● **Data for this task**
- - - - - - -
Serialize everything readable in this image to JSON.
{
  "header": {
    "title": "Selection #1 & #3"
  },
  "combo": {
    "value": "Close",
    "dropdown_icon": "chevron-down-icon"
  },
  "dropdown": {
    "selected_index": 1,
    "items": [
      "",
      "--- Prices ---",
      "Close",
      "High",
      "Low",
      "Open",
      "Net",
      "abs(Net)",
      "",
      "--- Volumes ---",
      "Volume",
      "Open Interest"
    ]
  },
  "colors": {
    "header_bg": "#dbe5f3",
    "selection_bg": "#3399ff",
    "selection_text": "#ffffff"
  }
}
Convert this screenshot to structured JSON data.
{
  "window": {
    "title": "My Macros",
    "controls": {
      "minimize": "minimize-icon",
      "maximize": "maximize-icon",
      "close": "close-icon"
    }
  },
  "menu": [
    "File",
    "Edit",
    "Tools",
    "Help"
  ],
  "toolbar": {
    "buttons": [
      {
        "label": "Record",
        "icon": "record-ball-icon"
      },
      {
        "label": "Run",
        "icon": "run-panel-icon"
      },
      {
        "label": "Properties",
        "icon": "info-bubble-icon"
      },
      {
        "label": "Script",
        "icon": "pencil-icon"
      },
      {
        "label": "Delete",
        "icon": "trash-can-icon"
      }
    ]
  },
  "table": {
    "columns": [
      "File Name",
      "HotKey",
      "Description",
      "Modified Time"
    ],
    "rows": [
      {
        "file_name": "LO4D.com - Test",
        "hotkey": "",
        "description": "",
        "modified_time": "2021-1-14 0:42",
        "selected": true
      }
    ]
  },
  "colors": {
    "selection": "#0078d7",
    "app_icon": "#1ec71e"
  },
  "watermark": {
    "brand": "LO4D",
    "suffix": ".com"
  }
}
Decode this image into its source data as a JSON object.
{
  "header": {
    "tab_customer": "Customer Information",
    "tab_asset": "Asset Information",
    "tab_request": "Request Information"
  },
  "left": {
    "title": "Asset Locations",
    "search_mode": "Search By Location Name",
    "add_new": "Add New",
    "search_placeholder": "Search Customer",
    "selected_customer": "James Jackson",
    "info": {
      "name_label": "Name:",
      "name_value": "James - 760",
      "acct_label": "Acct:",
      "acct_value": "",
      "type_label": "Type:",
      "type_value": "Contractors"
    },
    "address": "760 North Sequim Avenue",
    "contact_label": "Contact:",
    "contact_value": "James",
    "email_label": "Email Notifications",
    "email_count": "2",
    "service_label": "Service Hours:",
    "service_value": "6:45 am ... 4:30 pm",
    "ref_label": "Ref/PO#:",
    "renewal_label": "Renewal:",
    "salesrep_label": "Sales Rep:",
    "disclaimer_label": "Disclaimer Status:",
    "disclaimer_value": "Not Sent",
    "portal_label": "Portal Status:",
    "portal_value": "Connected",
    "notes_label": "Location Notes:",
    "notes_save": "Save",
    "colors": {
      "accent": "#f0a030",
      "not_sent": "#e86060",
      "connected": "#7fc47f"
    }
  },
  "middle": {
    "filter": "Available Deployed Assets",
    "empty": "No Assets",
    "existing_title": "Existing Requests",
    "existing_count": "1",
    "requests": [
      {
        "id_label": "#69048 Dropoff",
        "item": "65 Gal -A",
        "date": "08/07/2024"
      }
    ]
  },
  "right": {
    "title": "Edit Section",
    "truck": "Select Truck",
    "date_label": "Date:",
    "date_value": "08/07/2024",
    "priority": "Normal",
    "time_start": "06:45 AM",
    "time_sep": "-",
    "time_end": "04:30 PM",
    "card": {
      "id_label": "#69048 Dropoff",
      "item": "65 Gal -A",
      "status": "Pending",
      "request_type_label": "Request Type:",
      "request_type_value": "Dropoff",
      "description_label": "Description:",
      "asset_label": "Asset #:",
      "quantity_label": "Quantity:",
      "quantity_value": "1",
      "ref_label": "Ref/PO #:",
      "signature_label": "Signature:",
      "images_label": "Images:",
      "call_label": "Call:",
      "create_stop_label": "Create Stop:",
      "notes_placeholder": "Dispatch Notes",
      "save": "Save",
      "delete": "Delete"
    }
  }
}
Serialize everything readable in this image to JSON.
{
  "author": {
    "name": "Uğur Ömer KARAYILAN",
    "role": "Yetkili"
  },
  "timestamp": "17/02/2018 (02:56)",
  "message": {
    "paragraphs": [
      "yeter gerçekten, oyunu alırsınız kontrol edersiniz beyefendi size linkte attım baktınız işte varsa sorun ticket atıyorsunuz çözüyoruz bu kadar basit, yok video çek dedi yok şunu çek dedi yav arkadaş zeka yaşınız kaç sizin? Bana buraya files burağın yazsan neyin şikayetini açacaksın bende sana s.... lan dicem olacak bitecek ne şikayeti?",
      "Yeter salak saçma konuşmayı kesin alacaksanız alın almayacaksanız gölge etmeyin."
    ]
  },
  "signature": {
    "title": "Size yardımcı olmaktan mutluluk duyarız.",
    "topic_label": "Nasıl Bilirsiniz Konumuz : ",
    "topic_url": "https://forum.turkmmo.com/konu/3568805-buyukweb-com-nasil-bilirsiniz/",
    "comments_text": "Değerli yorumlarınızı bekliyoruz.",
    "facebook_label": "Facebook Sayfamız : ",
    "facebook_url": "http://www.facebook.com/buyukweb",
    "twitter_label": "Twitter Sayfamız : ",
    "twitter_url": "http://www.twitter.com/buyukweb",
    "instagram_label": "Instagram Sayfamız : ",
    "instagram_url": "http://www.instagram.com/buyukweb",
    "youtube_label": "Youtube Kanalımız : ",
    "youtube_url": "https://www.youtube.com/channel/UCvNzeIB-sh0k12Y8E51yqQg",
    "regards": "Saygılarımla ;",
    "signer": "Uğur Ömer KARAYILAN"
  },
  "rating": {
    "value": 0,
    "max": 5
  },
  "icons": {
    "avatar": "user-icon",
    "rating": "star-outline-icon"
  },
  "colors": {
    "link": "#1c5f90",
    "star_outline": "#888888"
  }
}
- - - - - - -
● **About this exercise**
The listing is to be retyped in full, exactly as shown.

● **Reply to the exercise**
Serialize everything readable in this image to JSON.
{
  "header": {
    "title": "Selection #1 & #3"
  },
  "combo": {
    "value": "Close",
    "dropdown_icon": "chevron-down-icon"
  },
  "dropdown": {
    "selected_index": 1,
    "items": [
      "",
      "--- Prices ---",
      "Close",
      "High",
      "Low",
      "Open",
      "Net",
      "abs(Net)",
      "",
      "--- Volumes ---",
      "Volume",
      "Open Interest"
    ]
  },
  "colors": {
    "header_bg": "#dbe5f3",
    "selection_bg": "#3399ff",
    "selection_text": "#ffffff"
  }
}
Convert this screenshot to structured JSON data.
{
  "window": {
    "title": "My Macros",
    "controls": {
      "minimize": "minimize-icon",
      "maximize": "maximize-icon",
      "close": "close-icon"
    }
  },
  "menu": [
    "File",
    "Edit",
    "Tools",
    "Help"
  ],
  "toolbar": {
    "buttons": [
      {
        "label": "Record",
        "icon": "record-ball-icon"
      },
      {
        "label": "Run",
        "icon": "run-panel-icon"
      },
      {
        "label": "Properties",
        "icon": "info-bubble-icon"
      },
      {
        "label": "Script",
        "icon": "pencil-icon"
      },
      {
        "label": "Delete",
        "icon": "trash-can-icon"
      }
    ]
  },
  "table": {
    "columns": [
      "File Name",
      "HotKey",
      "Description",
      "Modified Time"
    ],
    "rows": [
      {
        "file_name": "LO4D.com - Test",
        "hotkey": "",
        "description": "",
        "modified_time": "2021-1-14 0:42",
        "selected": true
      }
    ]
  },
  "colors": {
    "selection": "#0078d7",
    "app_icon": "#1ec71e"
  },
  "watermark": {
    "brand": "LO4D",
    "suffix": ".com"
  }
}
Decode this image into its source data as a JSON object.
{
  "header": {
    "tab_customer": "Customer Information",
    "tab_asset": "Asset Information",
    "tab_request": "Request Information"
  },
  "left": {
    "title": "Asset Locations",
    "search_mode": "Search By Location Name",
    "add_new": "Add New",
    "search_placeholder": "Search Customer",
    "selected_customer": "James Jackson",
    "info": {
      "name_label": "Name:",
      "name_value": "James - 760",
      "acct_label": "Acct:",
      "acct_value": "",
      "type_label": "Type:",
      "type_value": "Contractors"
    },
    "address": "760 North Sequim Avenue",
    "contact_label": "Contact:",
    "contact_value": "James",
    "email_label": "Email Notifications",
    "email_count": "2",
    "service_label": "Service Hours:",
    "service_value": "6:45 am ... 4:30 pm",
    "ref_label": "Ref/PO#:",
    "renewal_label": "Renewal:",
    "salesrep_label": "Sales Rep:",
    "disclaimer_label": "Disclaimer Status:",
    "disclaimer_value": "Not Sent",
    "portal_label": "Portal Status:",
    "portal_value": "Connected",
    "notes_label": "Location Notes:",
    "notes_save": "Save",
    "colors": {
      "accent": "#f0a030",
      "not_sent": "#e86060",
      "connected": "#7fc47f"
    }
  },
  "middle": {
    "filter": "Available Deployed Assets",
    "empty": "No Assets",
    "existing_title": "Existing Requests",
    "existing_count": "1",
    "requests": [
      {
        "id_label": "#69048 Dropoff",
        "item": "65 Gal -A",
        "date": "08/07/2024"
      }
    ]
  },
  "right": {
    "title": "Edit Section",
    "truck": "Select Truck",
    "date_label": "Date:",
    "date_value": "08/07/2024",
    "priority": "Normal",
    "time_start": "06:45 AM",
    "time_sep": "-",
    "time_end": "04:30 PM",
    "card": {
      "id_label": "#69048 Dropoff",
      "item": "65 Gal -A",
      "status": "Pending",
      "request_type_label": "Request Type:",
      "request_type_value": "Dropoff",
      "description_label": "Description:",
      "asset_label": "Asset #:",
      "quantity_label": "Quantity:",
      "quantity_value": "1",
      "ref_label": "Ref/PO #:",
      "signature_label": "Signature:",
      "images_label": "Images:",
      "call_label": "Call:",
      "create_stop_label": "Create Stop:",
      "notes_placeholder": "Dispatch Notes",
      "save": "Save",
      "delete": "Delete"
    }
  }
}
Serialize everything readable in this image to JSON.
{
  "author": {
    "name": "Uğur Ömer KARAYILAN",
    "role": "Yetkili"
  },
  "timestamp": "17/02/2018 (02:56)",
  "message": {
    "paragraphs": [
      "yeter gerçekten, oyunu alırsınız kontrol edersiniz beyefendi size linkte attım baktınız işte varsa sorun ticket atıyorsunuz çözüyoruz bu kadar basit, yok video çek dedi yok şunu çek dedi yav arkadaş zeka yaşınız kaç sizin? Bana buraya files burağın yazsan neyin şikayetini açacaksın bende sana s.... lan dicem olacak bitecek ne şikayeti?",
      "Yeter salak saçma konuşmayı kesin alacaksanız alın almayacaksanız gölge etmeyin."
    ]
  },
  "signature": {
    "title": "Size yardımcı olmaktan mutluluk duyarız.",
    "topic_label": "Nasıl Bilirsiniz Konumuz : ",
    "topic_url": "https://forum.turkmmo.com/konu/3568805-buyukweb-com-nasil-bilirsiniz/",
    "comments_text": "Değerli yorumlarınızı bekliyoruz.",
    "facebook_label": "Facebook Sayfamız : ",
    "facebook_url": "http://www.facebook.com/buyukweb",
    "twitter_label": "Twitter Sayfamız : ",
    "twitter_url": "http://www.twitter.com/buyukweb",
    "instagram_label": "Instagram Sayfamız : ",
    "instagram_url": "http://www.instagram.com/buyukweb",
    "youtube_label": "Youtube Kanalımız : ",
    "youtube_url": "https://www.youtube.com/channel/UCvNzeIB-sh0k12Y8E51yqQg",
    "regards": "Saygılarımla ;",
    "signer": "Uğur Ömer KARAYILAN"
  },
  "rating": {
    "value": 0,
    "max": 5
  },
  "icons": {
    "avatar": "user-icon",
    "rating": "star-outline-icon"
  },
  "colors": {
    "link": "#1c5f90",
    "star_outline": "#888888"
  }
}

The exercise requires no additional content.